Opening Up the Gaming Market
Hard-core gamers are notorious for being a little, shall we say, opinionated when it comes to their favorite games, favorite consoles, favorite leisure activity. As previously mentioned, some of these ads aren't going over well with some comment-trolling thumb jockeys. "Live actors in game ads never work out," says one. "Resist overacting day players!" screams another. (Kind of funny, actually.)
These fanboys probably don't care that "Gears of War 2," "Resistance 2," "Fallout 3," "Call of Duty 5" have something in common besides numbers in their titles. Creating a world eternally at war may be making a pointed statement about a real world that seems to be eternally at war. Dystopian futures already have a place in recent literature.
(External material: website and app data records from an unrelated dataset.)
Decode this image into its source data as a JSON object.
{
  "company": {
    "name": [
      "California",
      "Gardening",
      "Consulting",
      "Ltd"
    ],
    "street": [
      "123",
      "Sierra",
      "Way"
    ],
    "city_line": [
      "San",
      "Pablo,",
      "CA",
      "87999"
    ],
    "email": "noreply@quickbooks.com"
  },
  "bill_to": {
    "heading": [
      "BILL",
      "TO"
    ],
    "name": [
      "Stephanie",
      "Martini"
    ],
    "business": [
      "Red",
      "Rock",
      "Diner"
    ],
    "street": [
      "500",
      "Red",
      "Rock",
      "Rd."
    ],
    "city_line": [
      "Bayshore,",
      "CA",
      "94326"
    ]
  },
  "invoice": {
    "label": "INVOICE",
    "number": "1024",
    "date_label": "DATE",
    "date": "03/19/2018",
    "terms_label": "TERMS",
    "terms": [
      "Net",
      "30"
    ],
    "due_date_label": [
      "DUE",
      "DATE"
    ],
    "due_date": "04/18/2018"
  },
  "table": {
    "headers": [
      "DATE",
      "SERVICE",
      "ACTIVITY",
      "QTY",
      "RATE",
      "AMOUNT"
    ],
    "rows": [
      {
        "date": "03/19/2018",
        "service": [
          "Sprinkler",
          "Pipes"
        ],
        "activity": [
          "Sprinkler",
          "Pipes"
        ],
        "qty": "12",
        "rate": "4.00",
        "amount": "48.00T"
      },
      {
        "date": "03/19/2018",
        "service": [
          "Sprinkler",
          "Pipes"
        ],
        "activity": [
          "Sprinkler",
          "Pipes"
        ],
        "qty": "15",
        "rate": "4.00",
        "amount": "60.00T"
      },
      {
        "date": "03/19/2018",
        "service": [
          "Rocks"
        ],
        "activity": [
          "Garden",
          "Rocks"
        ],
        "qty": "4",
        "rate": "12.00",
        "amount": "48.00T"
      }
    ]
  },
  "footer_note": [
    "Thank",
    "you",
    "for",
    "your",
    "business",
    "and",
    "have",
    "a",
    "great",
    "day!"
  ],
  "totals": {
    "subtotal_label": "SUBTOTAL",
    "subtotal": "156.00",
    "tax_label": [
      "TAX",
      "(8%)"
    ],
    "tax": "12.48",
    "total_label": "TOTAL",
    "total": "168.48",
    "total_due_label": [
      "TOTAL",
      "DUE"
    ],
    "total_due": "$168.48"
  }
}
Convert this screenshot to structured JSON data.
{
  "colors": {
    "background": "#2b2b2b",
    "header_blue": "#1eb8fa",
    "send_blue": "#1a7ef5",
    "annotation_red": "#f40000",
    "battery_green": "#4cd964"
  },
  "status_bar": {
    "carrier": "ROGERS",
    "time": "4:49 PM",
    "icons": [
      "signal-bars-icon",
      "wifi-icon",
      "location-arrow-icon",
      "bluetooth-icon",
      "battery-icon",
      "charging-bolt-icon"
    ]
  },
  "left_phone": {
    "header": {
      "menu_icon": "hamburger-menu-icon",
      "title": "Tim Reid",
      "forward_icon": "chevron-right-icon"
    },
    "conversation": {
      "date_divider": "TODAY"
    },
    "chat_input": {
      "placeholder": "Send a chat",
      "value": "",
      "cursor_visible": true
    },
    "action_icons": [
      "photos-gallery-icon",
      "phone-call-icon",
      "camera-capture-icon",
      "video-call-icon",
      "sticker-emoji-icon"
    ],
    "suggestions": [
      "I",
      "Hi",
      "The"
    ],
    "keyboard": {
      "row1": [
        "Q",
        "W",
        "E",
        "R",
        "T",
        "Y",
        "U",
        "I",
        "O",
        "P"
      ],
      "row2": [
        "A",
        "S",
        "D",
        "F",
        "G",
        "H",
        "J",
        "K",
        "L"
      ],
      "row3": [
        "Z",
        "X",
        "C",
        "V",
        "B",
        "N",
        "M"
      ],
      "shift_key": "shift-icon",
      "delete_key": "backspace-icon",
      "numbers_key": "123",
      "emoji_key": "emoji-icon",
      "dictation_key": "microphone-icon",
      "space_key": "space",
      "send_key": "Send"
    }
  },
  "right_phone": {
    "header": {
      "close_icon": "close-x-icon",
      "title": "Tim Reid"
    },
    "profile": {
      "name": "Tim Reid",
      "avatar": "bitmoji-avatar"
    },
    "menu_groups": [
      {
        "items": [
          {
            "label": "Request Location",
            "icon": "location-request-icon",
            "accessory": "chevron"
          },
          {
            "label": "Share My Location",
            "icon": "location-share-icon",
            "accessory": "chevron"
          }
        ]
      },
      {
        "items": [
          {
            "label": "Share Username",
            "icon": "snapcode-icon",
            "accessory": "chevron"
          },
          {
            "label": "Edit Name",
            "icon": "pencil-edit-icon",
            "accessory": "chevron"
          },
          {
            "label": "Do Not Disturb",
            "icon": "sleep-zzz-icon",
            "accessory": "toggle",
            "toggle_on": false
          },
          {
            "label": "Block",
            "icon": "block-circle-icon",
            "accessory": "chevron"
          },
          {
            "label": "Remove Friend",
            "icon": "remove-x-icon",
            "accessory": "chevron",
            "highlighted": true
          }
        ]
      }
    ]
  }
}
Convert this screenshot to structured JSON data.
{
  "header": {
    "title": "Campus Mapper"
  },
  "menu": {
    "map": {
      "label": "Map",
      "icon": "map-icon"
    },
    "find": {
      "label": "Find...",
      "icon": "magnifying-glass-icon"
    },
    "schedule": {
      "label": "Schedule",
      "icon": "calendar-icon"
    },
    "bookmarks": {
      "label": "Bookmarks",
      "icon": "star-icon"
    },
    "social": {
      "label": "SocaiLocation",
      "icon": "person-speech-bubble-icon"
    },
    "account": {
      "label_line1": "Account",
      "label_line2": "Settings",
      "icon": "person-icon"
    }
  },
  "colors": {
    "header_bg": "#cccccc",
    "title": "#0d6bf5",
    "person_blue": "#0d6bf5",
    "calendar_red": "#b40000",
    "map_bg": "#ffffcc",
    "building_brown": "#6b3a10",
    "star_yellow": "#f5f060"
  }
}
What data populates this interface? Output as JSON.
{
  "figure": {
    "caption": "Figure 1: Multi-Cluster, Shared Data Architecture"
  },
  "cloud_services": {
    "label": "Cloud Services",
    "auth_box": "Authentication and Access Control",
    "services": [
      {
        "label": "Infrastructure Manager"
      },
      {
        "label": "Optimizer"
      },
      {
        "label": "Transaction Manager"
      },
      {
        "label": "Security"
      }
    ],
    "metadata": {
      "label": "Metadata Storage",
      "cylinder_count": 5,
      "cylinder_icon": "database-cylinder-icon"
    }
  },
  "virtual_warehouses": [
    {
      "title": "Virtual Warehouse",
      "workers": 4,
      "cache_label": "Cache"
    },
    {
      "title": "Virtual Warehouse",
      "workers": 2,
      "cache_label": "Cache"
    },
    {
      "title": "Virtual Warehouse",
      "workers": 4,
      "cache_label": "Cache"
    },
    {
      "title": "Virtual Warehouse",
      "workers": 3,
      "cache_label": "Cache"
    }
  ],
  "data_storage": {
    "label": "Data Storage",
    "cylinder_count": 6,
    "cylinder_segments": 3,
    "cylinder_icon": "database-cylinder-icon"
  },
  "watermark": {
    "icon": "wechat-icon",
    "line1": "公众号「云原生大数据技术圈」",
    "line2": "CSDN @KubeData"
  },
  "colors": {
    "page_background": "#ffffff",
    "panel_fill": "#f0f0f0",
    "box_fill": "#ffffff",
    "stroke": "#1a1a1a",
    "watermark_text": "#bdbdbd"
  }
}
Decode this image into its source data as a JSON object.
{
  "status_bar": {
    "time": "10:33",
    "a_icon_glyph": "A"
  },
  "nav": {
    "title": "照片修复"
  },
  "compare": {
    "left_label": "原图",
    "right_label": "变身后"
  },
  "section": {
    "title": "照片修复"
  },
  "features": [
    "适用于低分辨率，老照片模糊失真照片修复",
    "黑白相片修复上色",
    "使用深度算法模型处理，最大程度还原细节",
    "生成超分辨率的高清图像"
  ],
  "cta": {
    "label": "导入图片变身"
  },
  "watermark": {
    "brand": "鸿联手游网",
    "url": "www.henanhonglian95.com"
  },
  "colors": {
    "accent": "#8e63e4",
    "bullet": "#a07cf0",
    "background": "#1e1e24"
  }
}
Cormac McCarthy won a Pulitzer for "The Road;" the movie version comes out early next year. Why should video games be less of a cultural mirror than some of our best entertainments?
What these gamers also fail to realize is that more hangs in the balance this holiday season besides the fate of the free world or freedom from alien domination. Artistic commercials that sell the artistry in the games themselves need to expand the market during a year that has already seen Circuit City file for bankruptcy and Best Buy warn of lowered expectations for Christmas sales. Nearly all the games mentioned here are not the family-friendly variety pioneered by Nintendo's Wii or the "Guitar Hero"/"Rock Band" franchises. These are mostly first-person shooters or role-playing games. The heat is on.
The commercials, of course, also highlight what gamers have known for some time: video games offer more entertainment bang per buck these days than movies or TV shows, which is why studio executives are shaking like they just saw a Leviathan from "Resistance 2" round the corner.
Meanwhile, video game culture keeps showing up on your TV in places other than video-game ads. The little animated football player going through his warmups on Fox's NFL coverage would be welcome on Marcus Fenix's squad. One of Honda's "Guzzler Be Gone" commercials shows cars morphing into giant oil-sucking mosquitoes, only to fly into a bug zapper the size of the Chrysler Building.
Now that might make Marcus Fenix crack a smile.